What Is Diabetes?

Diabetes mellitus, often simply referred to as the diabetes-is a group of metabolic disease in which a person who has high blood sugar levels, either because the body does not produce enough insulin, or because the cells do not respond to the insulin produced. This high blood sugar produces the classic symptoms of polyuria (frequent urination), polydipsia (increased thirst) and polyphagia (increased hunger).

There are three main types of diabetes:

  • Type 1 diabetes: results from the failure of the body to produce insulin, and now requires people to inject insulin. (Also known as insulin-dependent diabetes mellitus, IDDM in the short term, and juvenile diabetes.)
  • Type 2 diabetes: results from insulin resistance, a condition in which cells fail to use insulin properly, sometimes combined with absolute insulin deficiency.
  • Gestational diabetes: is when a pregnant mother, who has never had diabetes before, have high blood sugar levels during pregnancy.

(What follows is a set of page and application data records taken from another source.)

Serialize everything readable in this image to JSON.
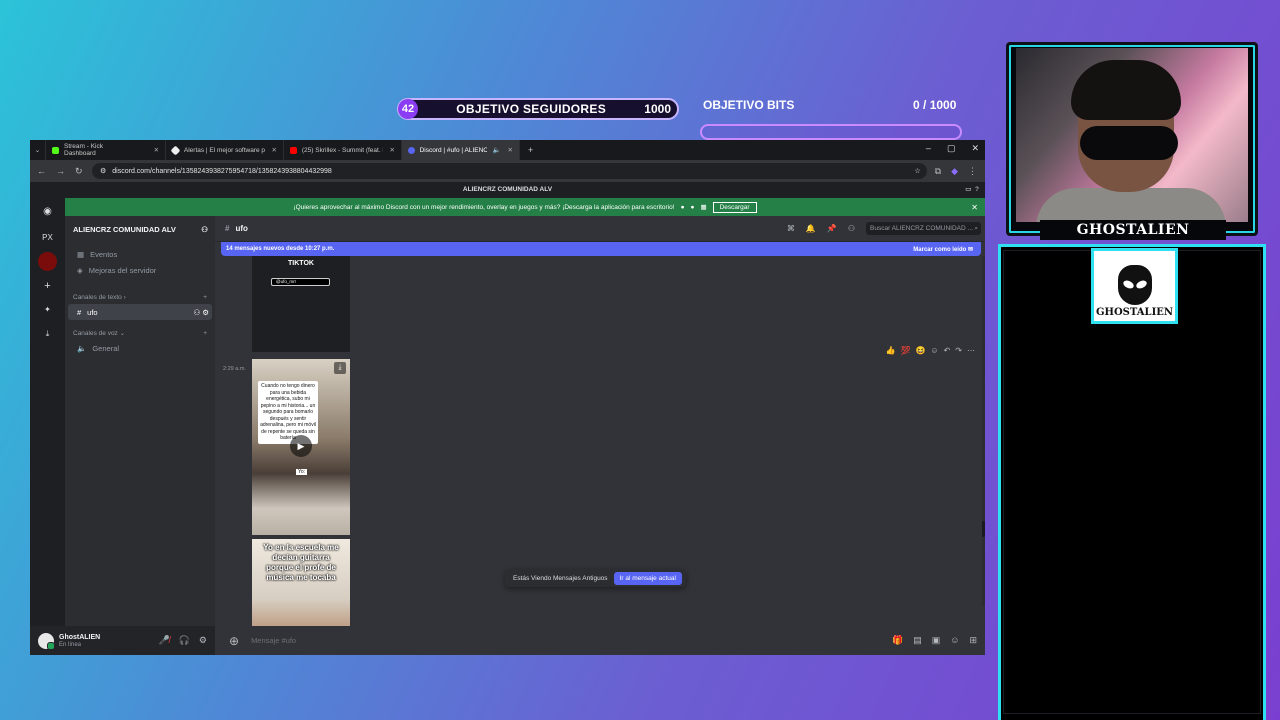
{
  "overlay": {
    "followers_goal": {
      "current": "42",
      "label": "OBJETIVO SEGUIDORES",
      "target": "1000"
    },
    "bits_goal": {
      "label": "OBJETIVO BITS",
      "current": "0",
      "target": "1000",
      "progress": 0
    },
    "cam_name": "GHOSTALIEN",
    "logo_text": "GHOSTALIEN",
    "accent_color": "#2ee0f0"
  },
  "browser": {
    "tabs": [
      {
        "label": "Stream - Kick Dashboard",
        "color": "#53fc18"
      },
      {
        "label": "Alertas | El mejor software para",
        "color": "#eeeeee"
      },
      {
        "label": "(25) Skrillex - Summit (feat. Elli",
        "color": "#ff0000"
      },
      {
        "label": "Discord | #ufo | ALIENCR",
        "color": "#5865f2"
      }
    ],
    "url": "discord.com/channels/1358243938275954718/1358243938804432998"
  },
  "discord": {
    "window_title": "ALIENCRZ COMUNIDAD ALV",
    "notice": {
      "text": "¡Quieres aprovechar al máximo Discord con un mejor rendimiento, overlay en juegos y más? ¡Descarga la aplicación para escritorio!",
      "button": "Descargar"
    },
    "server_label": "PX",
    "guild_name": "ALIENCRZ COMUNIDAD ALV",
    "nav": [
      {
        "label": "Eventos"
      },
      {
        "label": "Mejoras del servidor"
      }
    ],
    "text_category": "Canales de texto",
    "text_channel": "ufo",
    "voice_category": "Canales de voz",
    "voice_channel": "General",
    "user": {
      "name": "GhostALIEN",
      "status": "En línea"
    },
    "channel_name": "ufo",
    "search_placeholder": "Buscar ALIENCRZ COMUNIDAD ...",
    "new_messages": "14 mensajes nuevos desde 10:27 p.m.",
    "mark_read": "Marcar como leído",
    "embed_title": "TIKTOK",
    "embed_handle": "@ufo_mrr",
    "timestamp": "2:29 a.m.",
    "video1_caption": "Cuando no tengo dinero para una bebida energética, subo mi pepino a mi historia... un segundo para bomarlo después y sentir adrenalina, pero mi móvil de repente se queda sin batería",
    "video1_label": "Yo:",
    "video2_caption": "Yo en la escuela me decían guitarra porque el profe de música me tocaba",
    "jump_text": "Estás Viendo Mensajes Antiguos",
    "jump_button": "Ir al mensaje actual",
    "composer_placeholder": "Mensaje #ufo"
  }
}
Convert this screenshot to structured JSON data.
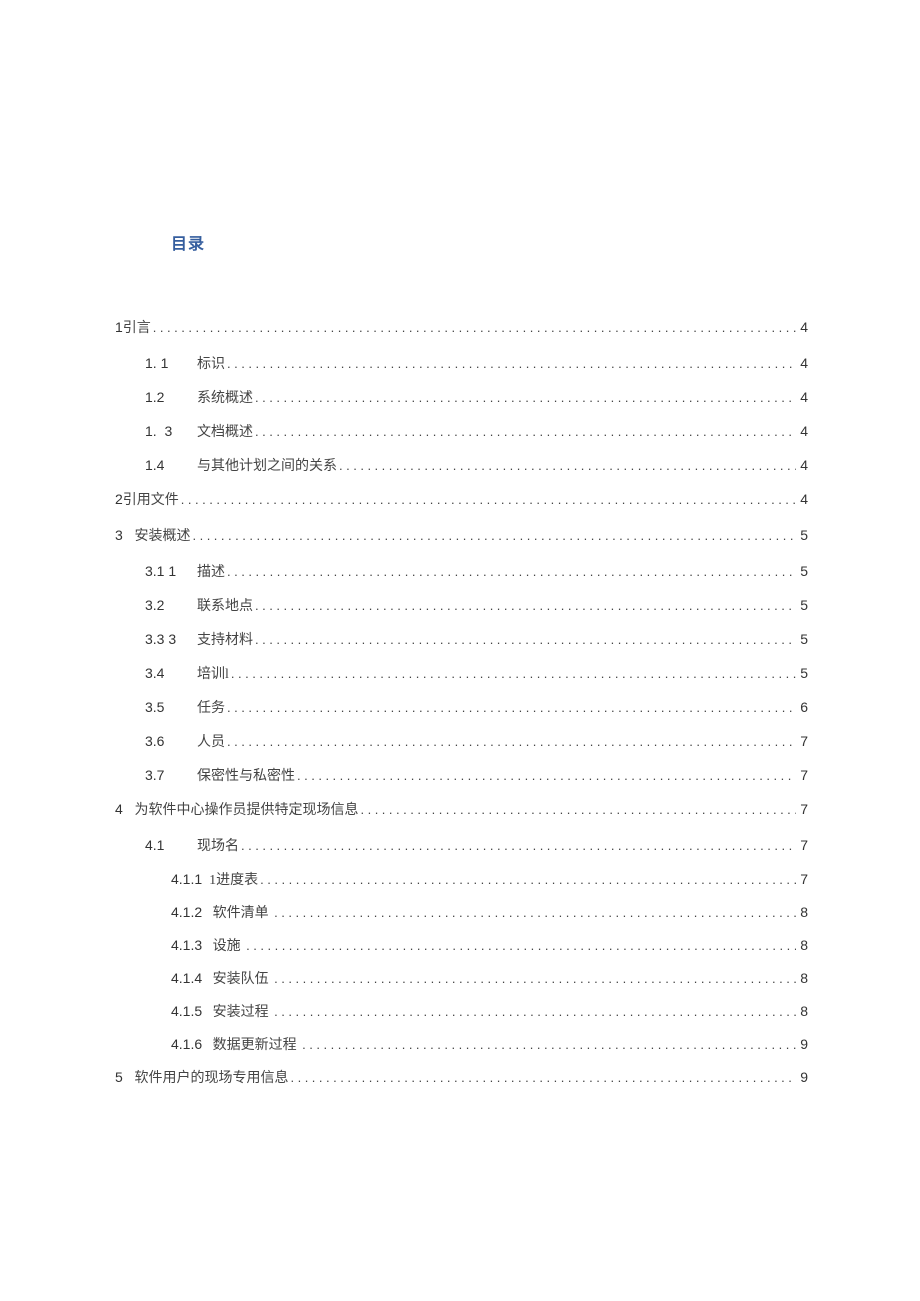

This may precede the development of type 2 DM.

Other forms of diabetes mellitus including congenital diabetes, which is due to genetic defects in insulin secretion, cystic fibrosis related diabetes, steroid diabetes is caused by high-dose glucocorticoids, and some forms of diabetes monogenik.